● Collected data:
______
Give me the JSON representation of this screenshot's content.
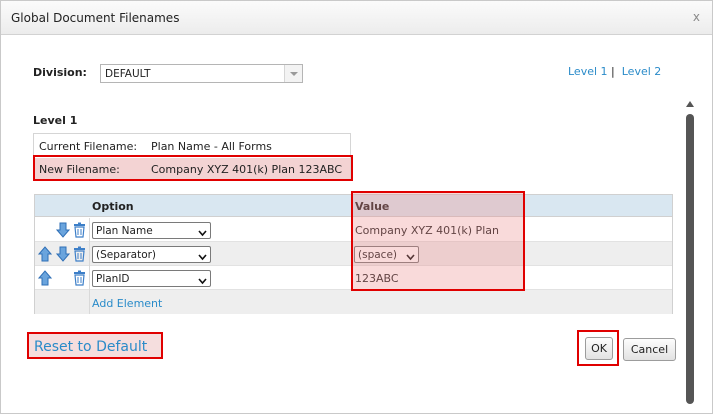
{
  "dialog": {
    "title": "Global Document Filenames",
    "close_glyph": "x"
  },
  "division": {
    "label": "Division:",
    "value": "DEFAULT"
  },
  "levels": {
    "level1": "Level 1",
    "separator": "|",
    "level2": "Level 2"
  },
  "section": {
    "heading": "Level 1"
  },
  "filenames": {
    "current_label": "Current Filename:",
    "current_value": "Plan Name - All Forms",
    "new_label": "New Filename:",
    "new_value": "Company XYZ 401(k) Plan 123ABC"
  },
  "table": {
    "headers": {
      "option": "Option",
      "value": "Value"
    },
    "rows": [
      {
        "option": "Plan Name",
        "value": "Company XYZ 401(k) Plan",
        "icons": [
          "arrow-down-icon",
          "trash-icon"
        ]
      },
      {
        "option": "(Separator)",
        "value": "(space)",
        "icons": [
          "arrow-up-icon",
          "arrow-down-icon",
          "trash-icon"
        ]
      },
      {
        "option": "PlanID",
        "value": "123ABC",
        "icons": [
          "arrow-up-icon",
          "trash-icon"
        ]
      }
    ],
    "add_label": "Add Element"
  },
  "actions": {
    "reset": "Reset to Default",
    "ok": "OK",
    "cancel": "Cancel"
  },
  "colors": {
    "link": "#2a8bc9",
    "header_bg": "#d9e7f1",
    "highlight_border": "#e00000",
    "arrow_icon": "#3d7fc8"
  }
}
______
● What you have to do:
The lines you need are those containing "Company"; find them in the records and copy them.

● Expected output:
    "new_value": "Company XYZ 401(k) Plan 123ABC"
        "value": "Company XYZ 401(k) Plan",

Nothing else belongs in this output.